### [WHAT TO WORK ON]
Please copy the records below word for word, leaving out the pictures.

### [TASK INPUTS]
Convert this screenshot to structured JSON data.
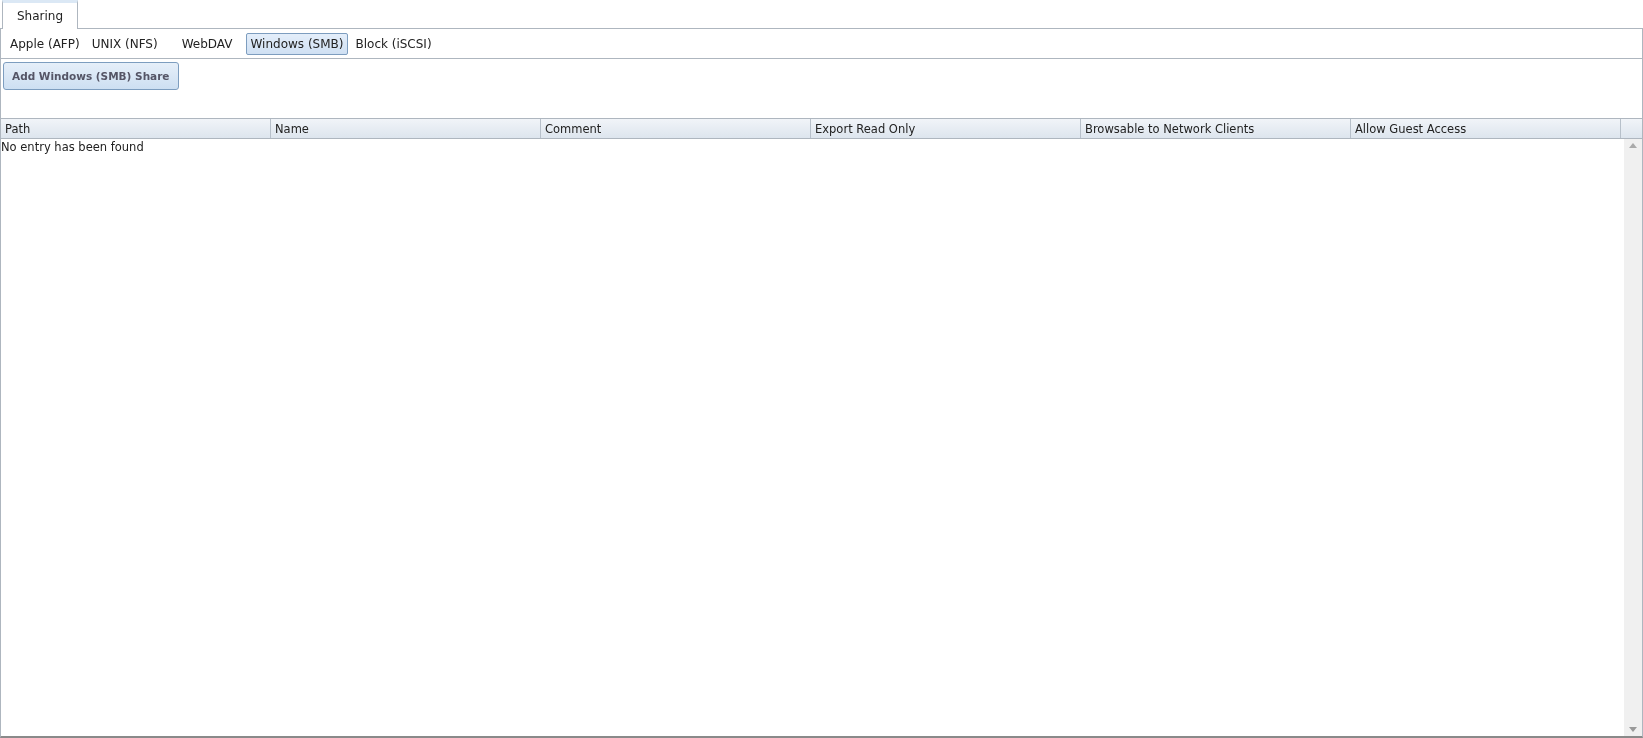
{
  "tabs": [
    {
      "label": "Sharing",
      "selected": true
    }
  ],
  "subtabs": [
    {
      "label": "Apple (AFP)",
      "selected": false
    },
    {
      "label": "UNIX (NFS)",
      "selected": false
    },
    {
      "label": "WebDAV",
      "selected": false
    },
    {
      "label": "Windows (SMB)",
      "selected": true
    },
    {
      "label": "Block (iSCSI)",
      "selected": false
    }
  ],
  "add_button": "Add Windows (SMB) Share",
  "table": {
    "columns": [
      "Path",
      "Name",
      "Comment",
      "Export Read Only",
      "Browsable to Network Clients",
      "Allow Guest Access"
    ],
    "empty_message": "No entry has been found"
  }
}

### [ANSWER TO THIS EXERCISE]
Convert this screenshot to structured JSON data.
{
  "tabs": [
    {
      "label": "Sharing",
      "selected": true
    }
  ],
  "subtabs": [
    {
      "label": "Apple (AFP)",
      "selected": false
    },
    {
      "label": "UNIX (NFS)",
      "selected": false
    },
    {
      "label": "WebDAV",
      "selected": false
    },
    {
      "label": "Windows (SMB)",
      "selected": true
    },
    {
      "label": "Block (iSCSI)",
      "selected": false
    }
  ],
  "add_button": "Add Windows (SMB) Share",
  "table": {
    "columns": [
      "Path",
      "Name",
      "Comment",
      "Export Read Only",
      "Browsable to Network Clients",
      "Allow Guest Access"
    ],
    "empty_message": "No entry has been found"
  }
}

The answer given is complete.